Daniel Holloway and Colby Pearce are regulars on the Six Day scene; US riders win classics and Grand Tours, there are US Pro Tour teams.
It was different in 1970; with not one US rider holding a professional licence-enter Jack Simes.
We spoke to the man who was the first US rider to turn a pedal on the Six Day tracks for nearly 20 years and who hopes to bring the sport back to its spiritual home in the USA.
Erick Rowsell is a name which seems to have been around for a long time; maybe because he was winning British medals five years ago-in 2007 he took bronze in the junior road race and individual pursuit as well as gold in the junior time trial.
The following season saw him with strong placings in continental road events; win the junior Tour of Wales and the British junior road race championship – whilst on the track he took two junior European silver medals, in the individual and team pursuit.
When we heard on Sunday that our blogger Ian Field had won the British Cyclo-Cross Championship on a dry and sunny day in Suffolk, we wanted to celebrate that win with a chat.
Ian hadn’t stayed in England long – heading back to his Belgian home immediately after the race, to prepare for another event the following day, but we caught up with him today and began by asking him about the weekend.
One man who’s more relieved than most about the new season is VeloVeritas regular, James Moss-let go by Endura after two seasons and very happy to have a contract for 2012.
In this ‘winter of discontent’ with teams folding, teams merging and many riders still without a contract it’s nice to get some good news.
He’s more Australian than most folks from ‘Down Under’ – despite the fact that he’s from Gent in the heart of Flanders.
He’s currently writing a history of Australian cycling, he’s the Drapac team’s European Co-ordinator, he’s a photographer at the Gent Six Day, and he’s VeloVeritas’ biggest asset and chauffeur at Het Nieuwsblad.
He’s Dirk Van Hove.
During the entire history of the Peace Race from 1948 to 1989 there were few Western winners, and no English speaker ever won – except one that is, in 1952: Ian Steel of Scotland.
The story that the East European propaganda machine circulated after that edition of the Peace Race, 60 years ago, was that the “Westerner” winner Steel had been approached by his country’s intelligence agency before he travelled to the race and was asked to; ‘keep his eyes open’ whilst behind the Iron Curtain – to spy, in other words.
The rider declined and received a telegram from his employer on the day he won, firing him from his job. All nonsense, of course.
Last July, Jérémy Roy (FDJ) was becoming well known to followers of the Tour de France, his attacking style gathering him lots of attention and admiration in this, his fourth participation, despite the big win in the biggest race eluding him thus far.
In his ninth year as a Pro, but not a regular winner, Jérémy was one of the heroes of Friday’s Stage 12 from Cugneaux to Luz Ardiden, having been in the break of six riders which escaped soon after the start and remained in front most of the day.

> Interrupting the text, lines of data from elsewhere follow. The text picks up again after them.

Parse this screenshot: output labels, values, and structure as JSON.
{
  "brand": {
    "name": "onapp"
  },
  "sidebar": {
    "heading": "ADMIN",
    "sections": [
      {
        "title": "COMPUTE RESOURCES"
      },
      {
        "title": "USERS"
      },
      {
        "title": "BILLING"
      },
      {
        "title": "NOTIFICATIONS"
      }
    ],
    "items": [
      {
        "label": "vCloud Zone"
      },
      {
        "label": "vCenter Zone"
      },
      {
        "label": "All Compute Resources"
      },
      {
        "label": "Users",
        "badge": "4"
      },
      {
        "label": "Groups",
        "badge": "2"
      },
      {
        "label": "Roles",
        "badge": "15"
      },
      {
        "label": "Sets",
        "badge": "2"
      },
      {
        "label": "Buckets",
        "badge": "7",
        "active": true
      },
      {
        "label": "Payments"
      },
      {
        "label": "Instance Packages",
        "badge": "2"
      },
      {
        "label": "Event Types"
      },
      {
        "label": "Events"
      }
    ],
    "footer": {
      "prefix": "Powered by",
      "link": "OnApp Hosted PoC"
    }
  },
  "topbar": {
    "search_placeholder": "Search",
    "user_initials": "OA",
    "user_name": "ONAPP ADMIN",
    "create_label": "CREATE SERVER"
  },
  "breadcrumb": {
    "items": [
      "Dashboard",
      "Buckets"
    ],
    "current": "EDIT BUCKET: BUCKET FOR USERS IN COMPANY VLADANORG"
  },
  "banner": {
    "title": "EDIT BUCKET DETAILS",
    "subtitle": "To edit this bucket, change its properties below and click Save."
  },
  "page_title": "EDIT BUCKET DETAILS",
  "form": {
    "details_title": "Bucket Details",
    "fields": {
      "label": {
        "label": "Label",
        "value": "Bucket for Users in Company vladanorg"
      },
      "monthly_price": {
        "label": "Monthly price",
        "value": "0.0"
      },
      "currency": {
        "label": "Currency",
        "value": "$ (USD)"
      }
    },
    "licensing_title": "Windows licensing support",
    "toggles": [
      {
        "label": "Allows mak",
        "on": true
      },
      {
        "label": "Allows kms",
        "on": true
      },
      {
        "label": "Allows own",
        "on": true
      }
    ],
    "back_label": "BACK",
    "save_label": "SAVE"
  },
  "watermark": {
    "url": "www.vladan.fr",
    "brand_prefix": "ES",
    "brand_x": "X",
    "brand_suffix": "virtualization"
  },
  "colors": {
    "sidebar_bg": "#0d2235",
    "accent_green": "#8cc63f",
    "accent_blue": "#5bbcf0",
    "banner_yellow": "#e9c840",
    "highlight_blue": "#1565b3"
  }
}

When Steve Cummings rode for Discovery Channel in 2007, he was in the service of Alberto Contador. ‘Bert’ told the Disco mechanic Allan Butler; “when you ask Cummings to ride on the front-he rides, I’d have him on my team any time!” Praise doesn’t come much higher.
We caught up with Steve just before he jetted off to the Far East for the new Beijing WorldTour race, to talk Cav, his move from Sky to BMC and-Liverpool FC.
It hasn’t been the best of summers for going fast on a bicycle, but the last day of August saw the Westferry ’10′ course in a benign mood – Arthur Doyle (Dooleys) dipped under the magical 20 minute barrier with 19:45, not so far away now from Graeme Obree’s 19:29 competition record.
But the ladies’ record did fall, with Jessica Wilson-Young (Edinburgh RC) updating the Scottish ladies mark by four seconds to 21:42.